These testimonies also raise questions about the role of those adults who managed the scout group. In light of the testimonies which have been made and the frequent reoccurrence of certain incidents as now revealed, how could it have been possible that no one ever witnessed anything, that no one ever suspected what was going on and that still today, when there is proof to support the veracity of the testimonies made, (see ‘Les Aveux’ confessions), there are still those who continue to be in denial?


This, most likely, may be attributable to the aura of a priest who was very charismatic and who, everywhere he officiated, knew how to win over the adults in his parish.


Testimonies received indicate that the Saint Luc Scout Group was not the only place the priest offended, and that he continued to abuse children when he was Chaplain at ‘La Favorite’ school. Our association also intends to lend a voice to these victims.


Finally, what can be said about the role of the religious authorities who were informed of what was happening by certain parents as early as 1990? Indeed, what can be said about the ‘disciplinary action’ which was taken against this priest and which merely consisted of moving him on three occasions, without any concern to ensure that he was no longer in contact with children nor, indeed, would ever again be until the end of his time in office? Was this down to laxism? Was it due to disbelief? Was it complicity? Whilst it is not for us to judge, we trust that those; the executors of both secular and spiritual justice whose place it is, will. For our part, we believe it is in the Church’s interest that action now be taken.


In this respect, reading letters which were written by the priest is also enlightening

(see "Les Aveux" - confessions). Revealing the shallowness of his soul, he is more concerned about loss of face than saying sorry, accepting to pay for what he did and being shamed in public which, even if it would not have resulted in him being excused, would at least have been an indication that he was aware of the suffering he may have caused; this at least constituting a glimmer of dignity and humanity.


All of these factors as described led us to create the association ‘La Parole Libérée’–

Association for the Support of Former Members of the Saint Luc Scout Group, Victims of Sexual Abuse’ (Fr.: La Parole Libérée – Association d’Aide aux Anciens du Groupe Saint Luc Victimes de Pédophilie). Behind the name and role of the association, as indicated in its full title, should, as you will no doubt have gleaned, be understood ’victims of the priest who lead the Saint Luc Group’, although this also includes acts of abuse he may have committed outside of the scout group which he started. In order not to prejudice the present Saint Luc Scout Group which is today affiliated to the Federation of Scouts of Europe, we take the precaution of stressing the period during which the abuse took place was ‘from 1970 to 1991’, as we do not wish to infer that such incidents are still taking place. Paedophilia is neither synonymous with scouting nor with the Prelature

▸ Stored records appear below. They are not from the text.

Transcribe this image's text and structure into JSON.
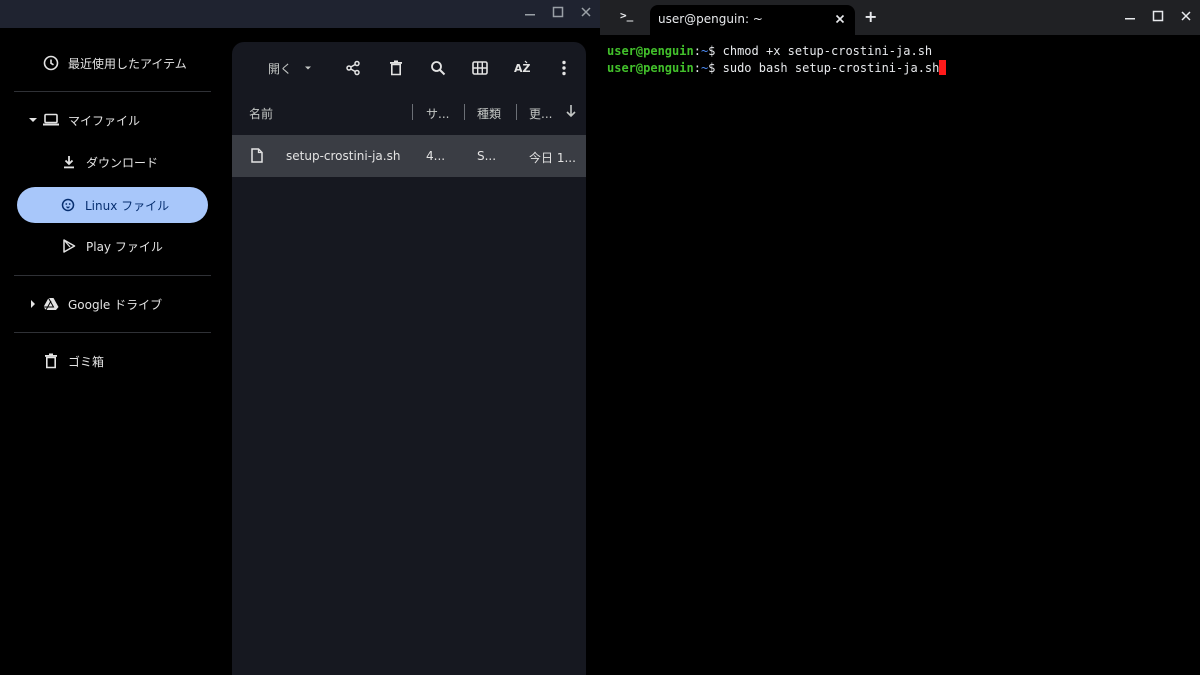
{
  "files_app": {
    "window_controls": [
      "minimize",
      "maximize",
      "close"
    ],
    "sidebar": {
      "recent": "最近使用したアイテム",
      "my_files": "マイファイル",
      "downloads": "ダウンロード",
      "linux_files": "Linux ファイル",
      "play_files": "Play ファイル",
      "google_drive": "Google ドライブ",
      "trash": "ゴミ箱",
      "selected": "Linux ファイル"
    },
    "toolbar": {
      "open_label": "開く",
      "icons": [
        "share-icon",
        "delete-icon",
        "search-icon",
        "grid-view-icon",
        "sort-icon",
        "more-vert-icon"
      ]
    },
    "columns": {
      "name": "名前",
      "size": "サ...",
      "type": "種類",
      "modified": "更..."
    },
    "files": [
      {
        "name": "setup-crostini-ja.sh",
        "size": "4...",
        "type": "S...",
        "modified": "今日 1..."
      }
    ],
    "colors": {
      "selected_nav": "#a8c7fa",
      "panel": "#161820",
      "selected_row": "#3a3d44"
    }
  },
  "terminal": {
    "tab_title": "user@penguin: ~",
    "tab_icon": ">_",
    "new_tab": "+",
    "lines": [
      {
        "user": "user@penguin",
        "sep": ":",
        "path": "~",
        "symbol": "$",
        "command": " chmod +x setup-crostini-ja.sh"
      },
      {
        "user": "user@penguin",
        "sep": ":",
        "path": "~",
        "symbol": "$",
        "command": " sudo bash setup-crostini-ja.sh"
      }
    ],
    "colors": {
      "prompt_user": "#42c02b",
      "prompt_path": "#4d8cf7",
      "cursor": "#ff1a1a"
    }
  }
}
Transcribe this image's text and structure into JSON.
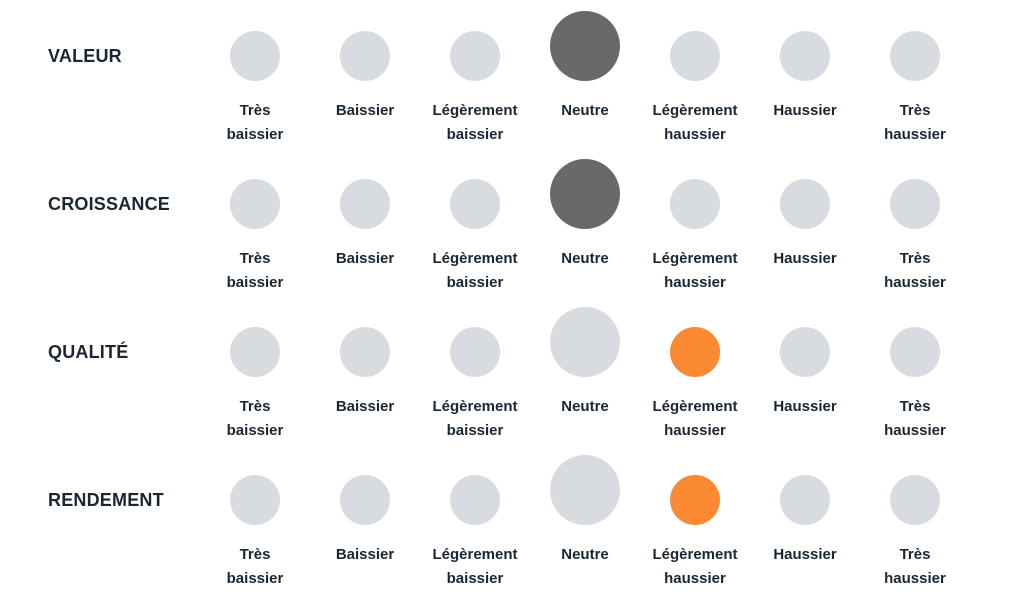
{
  "scale_labels": [
    "Très baissier",
    "Baissier",
    "Légèrement baissier",
    "Neutre",
    "Légèrement haussier",
    "Haussier",
    "Très haussier"
  ],
  "scale_captions": [
    [
      "Très",
      "baissier"
    ],
    [
      "Baissier",
      ""
    ],
    [
      "Légèrement",
      "baissier"
    ],
    [
      "Neutre",
      ""
    ],
    [
      "Légèrement",
      "haussier"
    ],
    [
      "Haussier",
      ""
    ],
    [
      "Très",
      "haussier"
    ]
  ],
  "colors": {
    "inactive": "#d8dbdf",
    "neutral_selected": "#696969",
    "selected": "#fb8a33",
    "text": "#1a2733"
  },
  "rows": [
    {
      "label": "VALEUR",
      "selected_index": 3
    },
    {
      "label": "CROISSANCE",
      "selected_index": 3
    },
    {
      "label": "QUALITÉ",
      "selected_index": 4
    },
    {
      "label": "RENDEMENT",
      "selected_index": 4
    }
  ]
}
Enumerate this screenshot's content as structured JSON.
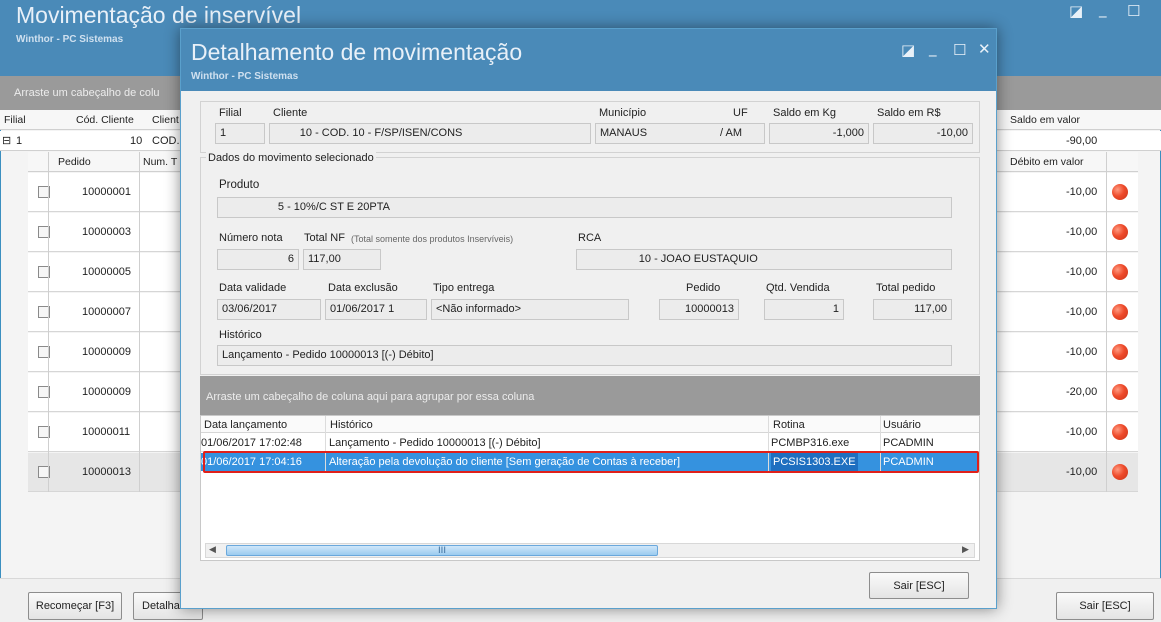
{
  "background_window": {
    "title": "Movimentação de inservível",
    "subtitle": "Winthor - PC Sistemas",
    "controls": {
      "restore": "◪",
      "minimize": "_",
      "maximize": "☐"
    },
    "group_hint": "Arraste um cabeçalho de colu",
    "headers": {
      "filial": "Filial",
      "cod_cliente": "Cód. Cliente",
      "cliente": "Client",
      "saldo_valor": "Saldo em valor"
    },
    "summary_row": {
      "expand": "⊟",
      "filial": "1",
      "cod_cliente": "10",
      "cliente": "COD.",
      "saldo_valor": "-90,00"
    },
    "detail_headers": {
      "pedido": "Pedido",
      "num": "Num. T",
      "debito": "Débito em valor"
    },
    "rows": [
      {
        "pedido": "10000001",
        "debito": "-10,00"
      },
      {
        "pedido": "10000003",
        "debito": "-10,00"
      },
      {
        "pedido": "10000005",
        "debito": "-10,00"
      },
      {
        "pedido": "10000007",
        "debito": "-10,00"
      },
      {
        "pedido": "10000009",
        "debito": "-10,00"
      },
      {
        "pedido": "10000009",
        "debito": "-20,00"
      },
      {
        "pedido": "10000011",
        "debito": "-10,00"
      },
      {
        "pedido": "10000013",
        "debito": "-10,00"
      }
    ],
    "buttons": {
      "recomecar": "Recomeçar [F3]",
      "detalhes": "Detalha",
      "sair": "Sair [ESC]"
    }
  },
  "dialog": {
    "title": "Detalhamento de movimentação",
    "subtitle": "Winthor - PC Sistemas",
    "controls": {
      "restore": "◪",
      "minimize": "_",
      "maximize": "☐",
      "close": "✕"
    },
    "header": {
      "labels": {
        "filial": "Filial",
        "cliente": "Cliente",
        "municipio": "Município",
        "uf": "UF",
        "saldo_kg": "Saldo em Kg",
        "saldo_rs": "Saldo em R$"
      },
      "values": {
        "filial": "1",
        "cliente_cod": "10",
        "cliente_nome": "COD. 10 - F/SP/ISEN/CONS",
        "municipio": "MANAUS",
        "uf": "AM",
        "saldo_kg": "-1,000",
        "saldo_rs": "-10,00"
      }
    },
    "movement": {
      "section_title": "Dados do movimento selecionado",
      "labels": {
        "produto": "Produto",
        "numero_nota": "Número nota",
        "total_nf": "Total NF",
        "total_nf_note": "(Total somente dos produtos Inservíveis)",
        "rca": "RCA",
        "data_validade": "Data validade",
        "data_exclusao": "Data exclusão",
        "tipo_entrega": "Tipo entrega",
        "pedido": "Pedido",
        "qtd_vendida": "Qtd. Vendida",
        "total_pedido": "Total pedido",
        "historico": "Histórico"
      },
      "values": {
        "produto_cod": "5",
        "produto_nome": "10%/C ST E 20PTA",
        "numero_nota": "6",
        "total_nf": "117,00",
        "rca_cod": "10",
        "rca_nome": "JOAO EUSTAQUIO",
        "data_validade": "03/06/2017",
        "data_exclusao": "01/06/2017 1",
        "tipo_entrega": "<Não informado>",
        "pedido": "10000013",
        "qtd_vendida": "1",
        "total_pedido": "117,00",
        "historico": "Lançamento - Pedido 10000013 [(-) Débito]"
      }
    },
    "history_grid": {
      "group_hint": "Arraste um cabeçalho de coluna aqui para agrupar por essa coluna",
      "headers": {
        "data": "Data lançamento",
        "historico": "Histórico",
        "rotina": "Rotina",
        "usuario": "Usuário"
      },
      "rows": [
        {
          "data": "01/06/2017 17:02:48",
          "historico": "Lançamento - Pedido 10000013 [(-) Débito]",
          "rotina": "PCMBP316.exe",
          "usuario": "PCADMIN"
        },
        {
          "data": "01/06/2017 17:04:16",
          "historico": "Alteração pela devolução do cliente [Sem geração de Contas à receber]",
          "rotina": "PCSIS1303.EXE",
          "usuario": "PCADMIN"
        }
      ],
      "scroll_thumb": "III"
    },
    "exit_button": "Sair [ESC]",
    "highlight_color": "#e0201a",
    "selection_color": "#2f8fe0"
  }
}
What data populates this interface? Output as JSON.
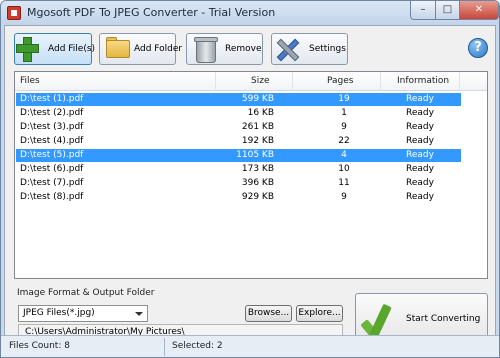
{
  "window": {
    "title": "Mgosoft PDF To JPEG Converter - Trial Version"
  },
  "toolbar": {
    "add_files": "Add File(s)",
    "add_folder": "Add Folder",
    "remove": "Remove",
    "settings": "Settings",
    "help": "?"
  },
  "list": {
    "columns": [
      "Files",
      "Size",
      "Pages",
      "Information"
    ],
    "rows": [
      {
        "file": "D:\\test (1).pdf",
        "size": "599 KB",
        "pages": "19",
        "info": "Ready",
        "selected": true
      },
      {
        "file": "D:\\test (2).pdf",
        "size": "16 KB",
        "pages": "1",
        "info": "Ready",
        "selected": false
      },
      {
        "file": "D:\\test (3).pdf",
        "size": "261 KB",
        "pages": "9",
        "info": "Ready",
        "selected": false
      },
      {
        "file": "D:\\test (4).pdf",
        "size": "192 KB",
        "pages": "22",
        "info": "Ready",
        "selected": false
      },
      {
        "file": "D:\\test (5).pdf",
        "size": "1105 KB",
        "pages": "4",
        "info": "Ready",
        "selected": true
      },
      {
        "file": "D:\\test (6).pdf",
        "size": "173 KB",
        "pages": "10",
        "info": "Ready",
        "selected": false
      },
      {
        "file": "D:\\test (7).pdf",
        "size": "396 KB",
        "pages": "11",
        "info": "Ready",
        "selected": false
      },
      {
        "file": "D:\\test (8).pdf",
        "size": "929 KB",
        "pages": "9",
        "info": "Ready",
        "selected": false
      }
    ]
  },
  "output": {
    "group_label": "Image Format & Output Folder",
    "format_value": "JPEG Files(*.jpg)",
    "browse": "Browse...",
    "explore": "Explore...",
    "path": "C:\\Users\\Administrator\\My Pictures\\"
  },
  "start": {
    "label": "Start Converting"
  },
  "status": {
    "files_count": "Files Count: 8",
    "selected": "Selected: 2"
  },
  "colors": {
    "selection": "#3399ff",
    "accent": "#3c7fb1"
  }
}
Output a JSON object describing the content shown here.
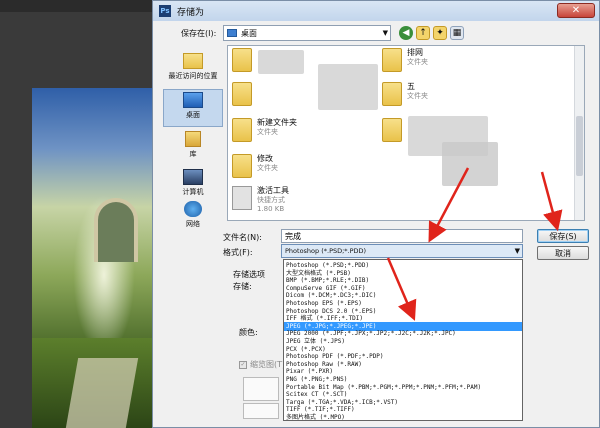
{
  "dialog": {
    "title": "存储为",
    "close_glyph": "✕",
    "logo": "Ps"
  },
  "savein": {
    "label": "保存在(I):",
    "value": "桌面",
    "arrow": "▼"
  },
  "nav_icons": [
    "back-icon",
    "up-folder-icon",
    "new-folder-icon",
    "view-menu-icon"
  ],
  "places": [
    {
      "label": "最近访问的位置",
      "icon": "recent-places-icon"
    },
    {
      "label": "桌面",
      "icon": "desktop-icon",
      "selected": true
    },
    {
      "label": "库",
      "icon": "libraries-icon"
    },
    {
      "label": "计算机",
      "icon": "computer-icon"
    },
    {
      "label": "网络",
      "icon": "network-icon"
    }
  ],
  "files": [
    {
      "name": "新建文件夹",
      "sub": "文件夹",
      "icon": "folder-icon"
    },
    {
      "name": "修改",
      "sub": "文件夹",
      "icon": "folder-icon"
    },
    {
      "name": "激活工具",
      "sub": "快捷方式",
      "sub2": "1.80 KB",
      "icon": "shortcut-icon"
    },
    {
      "name": "排网",
      "sub": "文件夹",
      "icon": "folder-icon"
    },
    {
      "name": "五",
      "sub": "文件夹",
      "icon": "folder-icon"
    }
  ],
  "filename": {
    "label": "文件名(N):",
    "value": "完成"
  },
  "format": {
    "label": "格式(F):",
    "value": "Photoshop (*.PSD;*.PDD)",
    "arrow": "▼"
  },
  "buttons": {
    "save": "保存(S)",
    "cancel": "取消"
  },
  "options": {
    "save_options": "存储选项",
    "save": "存储:",
    "color": "颜色:",
    "thumbnail": "缩览图(T)"
  },
  "format_options": [
    "Photoshop (*.PSD;*.PDD)",
    "大型文档格式 (*.PSB)",
    "BMP (*.BMP;*.RLE;*.DIB)",
    "CompuServe GIF (*.GIF)",
    "Dicom (*.DCM;*.DC3;*.DIC)",
    "Photoshop EPS (*.EPS)",
    "Photoshop DCS 2.0 (*.EPS)",
    "IFF 格式 (*.IFF;*.TDI)",
    "JPEG (*.JPG;*.JPEG;*.JPE)",
    "JPEG 2000 (*.JPF;*.JPX;*.JP2;*.J2C;*.J2K;*.JPC)",
    "JPEG 立体 (*.JPS)",
    "PCX (*.PCX)",
    "Photoshop PDF (*.PDF;*.PDP)",
    "Photoshop Raw (*.RAW)",
    "Pixar (*.PXR)",
    "PNG (*.PNG;*.PNS)",
    "Portable Bit Map (*.PBM;*.PGM;*.PPM;*.PNM;*.PFM;*.PAM)",
    "Scitex CT (*.SCT)",
    "Targa (*.TGA;*.VDA;*.ICB;*.VST)",
    "TIFF (*.TIF;*.TIFF)",
    "多图片格式 (*.MPO)"
  ],
  "selected_format_index": 8,
  "colors": {
    "selection": "#3399ff",
    "annotation": "#e0241b",
    "titlebar": "#c2d5ec"
  }
}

We hope that our association will serve to unite those who were victims of this priest, as it is evident that coming forward as a group, what’s more one which is determined, is preferable to acting alone.


Whilst we are, admittedly, in the process of structuring our association, we also hope, none the less, to be able to help victims build themselves up again, or at least help alleviate the trauma from which they may still be suffering.


Help can be offered by listening to victims, providing them with a platform for expression or by putting them in touch with a councillor, which, in effect, actually reflects the spirit of scouting, its image sadly tarnished, and its principles of mutual aid and solidarity.


Regardless of how you, personally, may be a victim, please join our association today.

If you are the close friend, acquaintance or relation of a victim who wants to see the truth break out, join us today.

Whether you simply feel like helping us by offering your support, by sharing your skills, knowledge, contacts, time, or indeed if you wish to help us financially, join us today.


Today, for the burden of silence to be lifted, justice must be done and for that we need your help.